DATA SHOWN: Begin

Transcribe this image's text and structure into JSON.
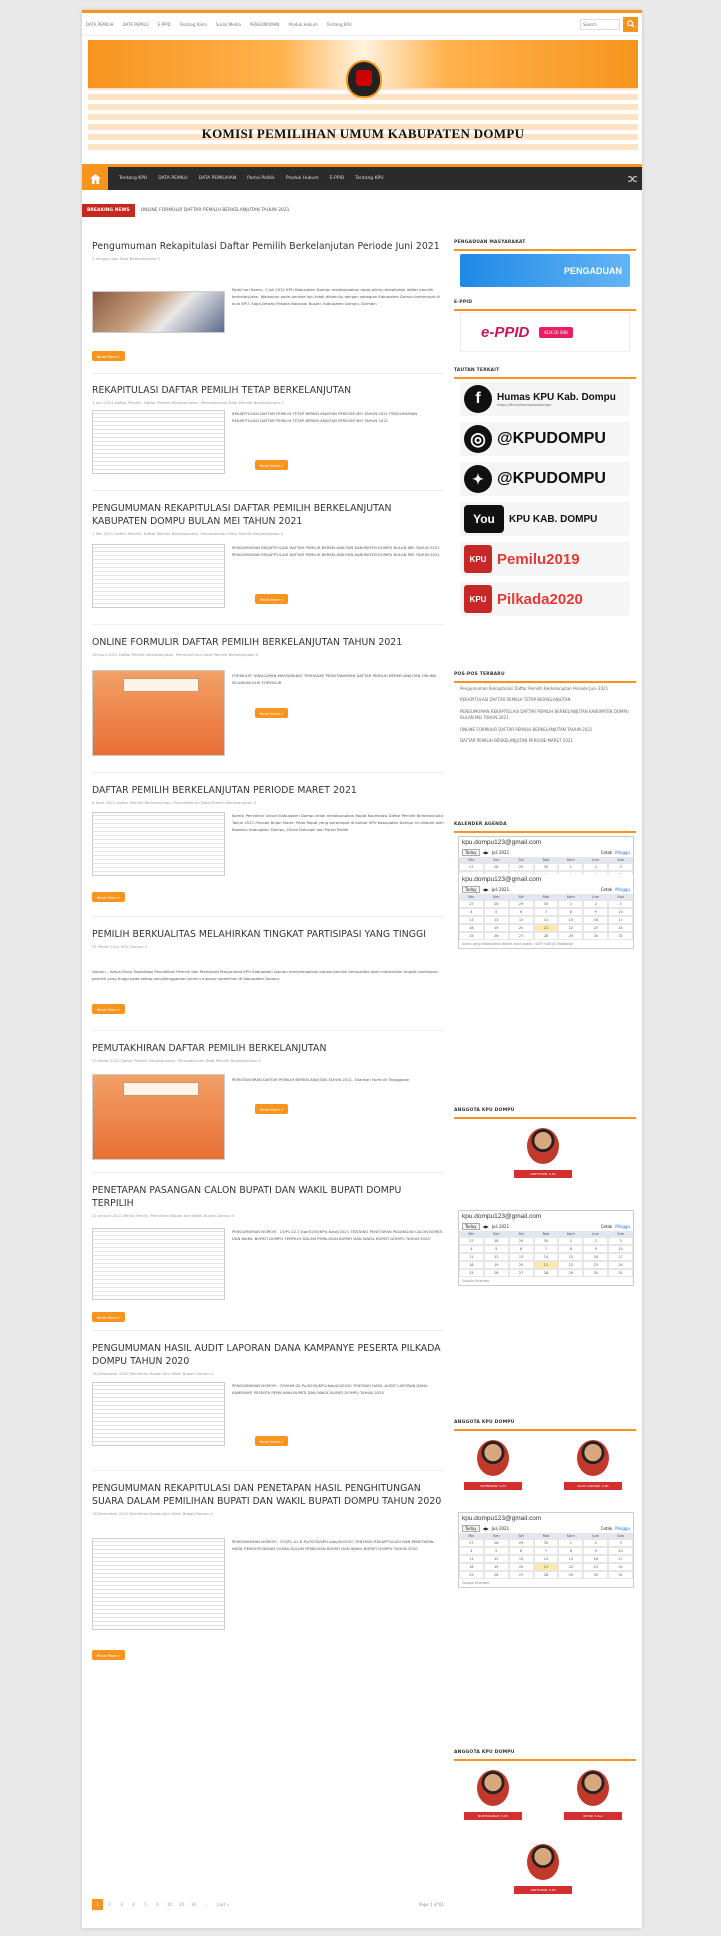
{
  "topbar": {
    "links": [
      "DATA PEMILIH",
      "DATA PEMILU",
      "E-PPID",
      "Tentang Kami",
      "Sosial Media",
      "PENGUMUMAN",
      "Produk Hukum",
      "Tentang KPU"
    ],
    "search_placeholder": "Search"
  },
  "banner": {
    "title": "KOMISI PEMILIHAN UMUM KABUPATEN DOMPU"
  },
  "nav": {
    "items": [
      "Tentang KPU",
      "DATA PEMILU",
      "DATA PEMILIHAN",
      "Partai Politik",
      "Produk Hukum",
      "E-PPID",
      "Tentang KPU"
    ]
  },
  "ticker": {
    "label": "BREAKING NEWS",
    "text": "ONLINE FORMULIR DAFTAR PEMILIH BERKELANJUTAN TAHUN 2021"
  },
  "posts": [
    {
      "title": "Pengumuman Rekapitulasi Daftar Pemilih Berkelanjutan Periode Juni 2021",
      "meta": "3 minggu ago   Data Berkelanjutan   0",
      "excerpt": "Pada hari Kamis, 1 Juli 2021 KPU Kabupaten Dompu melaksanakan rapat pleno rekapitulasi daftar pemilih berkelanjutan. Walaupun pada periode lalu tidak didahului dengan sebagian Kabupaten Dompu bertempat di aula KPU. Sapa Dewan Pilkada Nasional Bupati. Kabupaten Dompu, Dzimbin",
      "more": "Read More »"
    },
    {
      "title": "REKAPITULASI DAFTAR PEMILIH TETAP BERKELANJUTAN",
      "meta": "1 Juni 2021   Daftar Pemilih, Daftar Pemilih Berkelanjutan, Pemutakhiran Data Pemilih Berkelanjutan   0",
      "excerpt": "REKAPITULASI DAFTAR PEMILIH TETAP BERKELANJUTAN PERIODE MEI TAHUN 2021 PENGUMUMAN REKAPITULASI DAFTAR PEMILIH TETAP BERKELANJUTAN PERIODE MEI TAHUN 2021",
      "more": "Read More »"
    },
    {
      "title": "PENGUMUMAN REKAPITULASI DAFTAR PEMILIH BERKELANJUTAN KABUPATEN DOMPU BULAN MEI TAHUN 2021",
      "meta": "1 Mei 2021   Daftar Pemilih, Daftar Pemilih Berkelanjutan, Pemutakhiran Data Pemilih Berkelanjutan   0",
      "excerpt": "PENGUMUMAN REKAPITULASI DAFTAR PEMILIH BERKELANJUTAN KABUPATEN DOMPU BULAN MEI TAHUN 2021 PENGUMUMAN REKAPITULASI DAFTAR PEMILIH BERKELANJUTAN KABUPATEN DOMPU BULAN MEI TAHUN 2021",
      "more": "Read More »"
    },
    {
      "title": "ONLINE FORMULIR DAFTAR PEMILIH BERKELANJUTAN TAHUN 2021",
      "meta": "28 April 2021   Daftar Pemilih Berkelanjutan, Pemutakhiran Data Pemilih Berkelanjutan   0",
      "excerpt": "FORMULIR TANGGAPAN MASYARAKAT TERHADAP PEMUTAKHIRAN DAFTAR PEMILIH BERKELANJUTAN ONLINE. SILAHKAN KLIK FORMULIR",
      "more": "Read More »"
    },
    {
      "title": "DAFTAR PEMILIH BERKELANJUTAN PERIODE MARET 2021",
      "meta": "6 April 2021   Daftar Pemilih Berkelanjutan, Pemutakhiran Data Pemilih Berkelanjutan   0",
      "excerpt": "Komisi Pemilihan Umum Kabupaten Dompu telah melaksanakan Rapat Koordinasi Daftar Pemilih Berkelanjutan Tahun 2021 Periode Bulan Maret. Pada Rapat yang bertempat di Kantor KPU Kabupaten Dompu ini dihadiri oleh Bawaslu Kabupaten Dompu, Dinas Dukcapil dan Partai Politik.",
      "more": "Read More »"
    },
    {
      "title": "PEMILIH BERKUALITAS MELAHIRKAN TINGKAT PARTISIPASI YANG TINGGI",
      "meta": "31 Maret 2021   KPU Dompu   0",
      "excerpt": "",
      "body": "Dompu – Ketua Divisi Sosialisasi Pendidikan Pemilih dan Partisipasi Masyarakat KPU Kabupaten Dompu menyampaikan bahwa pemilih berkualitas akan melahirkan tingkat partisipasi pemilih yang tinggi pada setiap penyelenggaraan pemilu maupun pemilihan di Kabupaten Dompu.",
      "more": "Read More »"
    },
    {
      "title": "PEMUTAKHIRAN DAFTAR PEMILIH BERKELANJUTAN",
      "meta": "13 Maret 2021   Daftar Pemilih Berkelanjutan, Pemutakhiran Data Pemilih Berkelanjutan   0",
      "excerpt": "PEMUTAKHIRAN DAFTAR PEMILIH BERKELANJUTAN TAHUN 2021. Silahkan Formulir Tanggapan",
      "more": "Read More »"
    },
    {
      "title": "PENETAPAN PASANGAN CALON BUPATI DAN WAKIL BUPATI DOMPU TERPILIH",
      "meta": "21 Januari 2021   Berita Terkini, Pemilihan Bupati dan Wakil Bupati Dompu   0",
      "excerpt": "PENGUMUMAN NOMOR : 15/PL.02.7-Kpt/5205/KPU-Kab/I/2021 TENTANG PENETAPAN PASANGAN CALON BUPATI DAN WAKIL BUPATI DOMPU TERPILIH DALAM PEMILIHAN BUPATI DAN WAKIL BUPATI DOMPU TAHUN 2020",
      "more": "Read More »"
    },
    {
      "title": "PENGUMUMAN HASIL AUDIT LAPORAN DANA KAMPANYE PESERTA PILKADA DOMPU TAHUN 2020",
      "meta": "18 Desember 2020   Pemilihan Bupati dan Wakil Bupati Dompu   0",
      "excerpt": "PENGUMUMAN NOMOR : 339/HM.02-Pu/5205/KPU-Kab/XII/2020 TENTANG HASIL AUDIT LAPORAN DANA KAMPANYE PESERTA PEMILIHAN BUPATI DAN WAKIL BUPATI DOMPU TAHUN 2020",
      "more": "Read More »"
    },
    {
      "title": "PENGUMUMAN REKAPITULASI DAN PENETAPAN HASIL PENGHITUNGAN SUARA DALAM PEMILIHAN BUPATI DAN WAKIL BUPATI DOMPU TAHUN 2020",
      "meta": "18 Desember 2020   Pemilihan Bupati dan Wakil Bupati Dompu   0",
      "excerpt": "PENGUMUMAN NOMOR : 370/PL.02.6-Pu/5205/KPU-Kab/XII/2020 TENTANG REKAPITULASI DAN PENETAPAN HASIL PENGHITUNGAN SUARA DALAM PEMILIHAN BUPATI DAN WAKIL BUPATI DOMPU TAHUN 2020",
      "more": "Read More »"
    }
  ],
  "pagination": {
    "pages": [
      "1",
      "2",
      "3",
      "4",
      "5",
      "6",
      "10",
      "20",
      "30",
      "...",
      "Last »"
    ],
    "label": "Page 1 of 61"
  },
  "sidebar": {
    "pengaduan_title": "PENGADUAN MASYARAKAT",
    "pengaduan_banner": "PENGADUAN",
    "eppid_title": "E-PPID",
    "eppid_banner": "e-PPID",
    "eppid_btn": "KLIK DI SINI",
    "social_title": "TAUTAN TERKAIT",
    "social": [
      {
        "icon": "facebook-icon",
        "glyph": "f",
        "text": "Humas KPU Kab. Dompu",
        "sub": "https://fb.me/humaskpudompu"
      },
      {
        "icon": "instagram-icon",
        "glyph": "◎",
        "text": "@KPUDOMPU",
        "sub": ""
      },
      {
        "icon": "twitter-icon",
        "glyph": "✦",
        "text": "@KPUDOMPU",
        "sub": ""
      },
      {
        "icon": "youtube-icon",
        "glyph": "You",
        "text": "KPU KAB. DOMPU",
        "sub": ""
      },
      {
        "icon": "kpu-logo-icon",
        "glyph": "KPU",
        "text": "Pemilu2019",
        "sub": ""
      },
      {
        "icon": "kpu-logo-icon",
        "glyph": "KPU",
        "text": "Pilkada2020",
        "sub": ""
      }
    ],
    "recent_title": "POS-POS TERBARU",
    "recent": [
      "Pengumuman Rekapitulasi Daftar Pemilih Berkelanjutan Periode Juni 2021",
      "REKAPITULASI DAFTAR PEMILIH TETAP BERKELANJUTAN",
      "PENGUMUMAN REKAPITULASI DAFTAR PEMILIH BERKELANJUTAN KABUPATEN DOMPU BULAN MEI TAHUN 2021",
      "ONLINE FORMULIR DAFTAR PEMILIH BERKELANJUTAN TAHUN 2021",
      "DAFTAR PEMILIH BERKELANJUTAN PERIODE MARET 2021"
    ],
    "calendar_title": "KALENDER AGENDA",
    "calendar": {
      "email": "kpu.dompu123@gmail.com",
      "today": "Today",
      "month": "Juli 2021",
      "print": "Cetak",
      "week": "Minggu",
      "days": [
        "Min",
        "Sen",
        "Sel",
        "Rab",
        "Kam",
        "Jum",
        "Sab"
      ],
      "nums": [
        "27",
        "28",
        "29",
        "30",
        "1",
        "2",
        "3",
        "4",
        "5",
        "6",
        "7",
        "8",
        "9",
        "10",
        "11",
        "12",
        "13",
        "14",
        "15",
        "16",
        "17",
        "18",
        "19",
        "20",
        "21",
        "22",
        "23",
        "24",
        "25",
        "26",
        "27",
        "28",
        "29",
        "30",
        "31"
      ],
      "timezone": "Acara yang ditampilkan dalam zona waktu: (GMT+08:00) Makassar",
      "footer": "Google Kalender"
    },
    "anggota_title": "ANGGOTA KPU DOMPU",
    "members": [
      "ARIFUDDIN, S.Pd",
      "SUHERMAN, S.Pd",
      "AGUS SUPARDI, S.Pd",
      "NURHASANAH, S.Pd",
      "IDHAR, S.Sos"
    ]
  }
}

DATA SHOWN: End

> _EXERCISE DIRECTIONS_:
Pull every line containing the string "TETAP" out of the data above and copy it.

> _WRITTEN RESPONSE_:
      "title": "REKAPITULASI DAFTAR PEMILIH TETAP BERKELANJUTAN",
      "excerpt": "REKAPITULASI DAFTAR PEMILIH TETAP BERKELANJUTAN PERIODE MEI TAHUN 2021 PENGUMUMAN REKAPITULASI DAFTAR PEMILIH TETAP BERKELANJUTAN PERIODE MEI TAHUN 2021",
      "REKAPITULASI DAFTAR PEMILIH TETAP BERKELANJUTAN",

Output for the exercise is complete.